▸ PROBLEM DETAILS
Find how many lines of the records hold the string "price" and reply with only that total.

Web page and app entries
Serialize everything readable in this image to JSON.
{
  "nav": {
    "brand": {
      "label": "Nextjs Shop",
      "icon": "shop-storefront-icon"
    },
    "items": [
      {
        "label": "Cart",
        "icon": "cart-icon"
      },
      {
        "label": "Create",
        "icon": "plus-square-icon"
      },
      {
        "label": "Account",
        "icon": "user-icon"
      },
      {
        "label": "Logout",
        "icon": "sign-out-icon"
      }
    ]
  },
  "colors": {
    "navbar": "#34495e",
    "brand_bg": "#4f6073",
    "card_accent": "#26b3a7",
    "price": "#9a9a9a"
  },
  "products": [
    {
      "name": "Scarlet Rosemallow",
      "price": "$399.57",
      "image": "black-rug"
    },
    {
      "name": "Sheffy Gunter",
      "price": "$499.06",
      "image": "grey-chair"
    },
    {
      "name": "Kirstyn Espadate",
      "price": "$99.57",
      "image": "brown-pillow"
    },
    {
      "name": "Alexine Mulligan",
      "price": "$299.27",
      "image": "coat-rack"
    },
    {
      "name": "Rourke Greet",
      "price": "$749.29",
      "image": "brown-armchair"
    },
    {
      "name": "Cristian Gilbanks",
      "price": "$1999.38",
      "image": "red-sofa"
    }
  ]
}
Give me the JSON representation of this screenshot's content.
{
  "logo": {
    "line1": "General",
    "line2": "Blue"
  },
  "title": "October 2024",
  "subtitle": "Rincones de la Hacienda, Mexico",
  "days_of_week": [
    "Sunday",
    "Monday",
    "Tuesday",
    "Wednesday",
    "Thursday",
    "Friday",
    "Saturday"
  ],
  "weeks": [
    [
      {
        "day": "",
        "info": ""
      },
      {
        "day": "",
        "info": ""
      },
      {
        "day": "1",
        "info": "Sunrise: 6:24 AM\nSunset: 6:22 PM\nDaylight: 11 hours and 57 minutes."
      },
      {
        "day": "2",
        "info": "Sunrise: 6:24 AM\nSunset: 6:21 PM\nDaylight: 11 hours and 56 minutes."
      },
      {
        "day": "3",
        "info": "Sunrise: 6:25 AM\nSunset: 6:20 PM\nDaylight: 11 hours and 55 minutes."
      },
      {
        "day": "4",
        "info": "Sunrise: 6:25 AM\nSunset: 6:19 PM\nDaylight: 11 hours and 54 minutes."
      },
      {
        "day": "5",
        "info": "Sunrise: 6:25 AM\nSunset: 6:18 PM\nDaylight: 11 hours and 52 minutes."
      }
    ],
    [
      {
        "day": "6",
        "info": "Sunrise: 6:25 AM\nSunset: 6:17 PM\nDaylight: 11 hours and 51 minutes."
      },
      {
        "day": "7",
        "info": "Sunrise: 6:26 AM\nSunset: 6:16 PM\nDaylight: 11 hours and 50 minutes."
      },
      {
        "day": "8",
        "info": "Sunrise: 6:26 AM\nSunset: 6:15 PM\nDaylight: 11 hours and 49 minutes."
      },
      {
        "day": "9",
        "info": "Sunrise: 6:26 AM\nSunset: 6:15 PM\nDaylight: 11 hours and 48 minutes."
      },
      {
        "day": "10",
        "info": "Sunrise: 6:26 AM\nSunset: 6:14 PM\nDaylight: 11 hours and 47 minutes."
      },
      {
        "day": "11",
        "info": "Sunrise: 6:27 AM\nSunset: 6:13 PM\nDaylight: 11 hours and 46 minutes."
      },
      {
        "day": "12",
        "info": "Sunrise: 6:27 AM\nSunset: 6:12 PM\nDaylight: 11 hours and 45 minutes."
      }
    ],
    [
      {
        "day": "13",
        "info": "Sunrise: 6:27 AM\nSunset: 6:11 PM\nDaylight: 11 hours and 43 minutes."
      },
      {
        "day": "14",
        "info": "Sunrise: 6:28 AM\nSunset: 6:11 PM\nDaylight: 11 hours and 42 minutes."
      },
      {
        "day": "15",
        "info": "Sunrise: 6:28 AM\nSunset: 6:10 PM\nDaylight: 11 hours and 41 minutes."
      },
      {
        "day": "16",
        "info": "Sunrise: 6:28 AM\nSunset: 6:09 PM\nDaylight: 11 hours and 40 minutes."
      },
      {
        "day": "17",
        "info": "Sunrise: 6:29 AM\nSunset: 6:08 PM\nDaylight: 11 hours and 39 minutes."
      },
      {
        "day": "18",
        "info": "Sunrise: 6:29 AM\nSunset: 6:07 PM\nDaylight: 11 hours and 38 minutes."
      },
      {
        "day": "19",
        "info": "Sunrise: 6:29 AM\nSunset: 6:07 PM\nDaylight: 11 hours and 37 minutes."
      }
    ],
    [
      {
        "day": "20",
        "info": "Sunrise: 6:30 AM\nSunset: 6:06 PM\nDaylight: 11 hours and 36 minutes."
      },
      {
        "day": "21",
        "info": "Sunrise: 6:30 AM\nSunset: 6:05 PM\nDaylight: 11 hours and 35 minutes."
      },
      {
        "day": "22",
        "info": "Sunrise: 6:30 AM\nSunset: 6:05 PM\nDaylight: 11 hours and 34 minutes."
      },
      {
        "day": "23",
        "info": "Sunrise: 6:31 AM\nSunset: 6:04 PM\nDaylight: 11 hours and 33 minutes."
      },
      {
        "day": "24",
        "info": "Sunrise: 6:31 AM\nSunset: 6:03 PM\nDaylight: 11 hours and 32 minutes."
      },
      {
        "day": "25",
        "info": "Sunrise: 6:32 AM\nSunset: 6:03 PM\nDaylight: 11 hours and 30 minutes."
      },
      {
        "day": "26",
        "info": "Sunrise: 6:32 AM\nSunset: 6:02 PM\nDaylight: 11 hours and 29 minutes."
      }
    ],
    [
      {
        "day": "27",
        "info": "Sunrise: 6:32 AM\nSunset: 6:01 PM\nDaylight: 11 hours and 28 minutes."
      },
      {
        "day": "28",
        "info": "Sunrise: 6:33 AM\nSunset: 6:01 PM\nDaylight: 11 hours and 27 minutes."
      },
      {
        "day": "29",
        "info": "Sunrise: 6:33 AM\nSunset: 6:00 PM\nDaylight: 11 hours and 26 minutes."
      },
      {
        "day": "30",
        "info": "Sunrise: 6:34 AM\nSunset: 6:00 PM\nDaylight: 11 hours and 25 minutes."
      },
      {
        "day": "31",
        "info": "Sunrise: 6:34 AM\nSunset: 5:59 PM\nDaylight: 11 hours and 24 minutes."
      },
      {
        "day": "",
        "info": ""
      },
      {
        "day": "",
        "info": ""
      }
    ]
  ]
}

▸ RESPONSE FOR THIS EXERCISE
7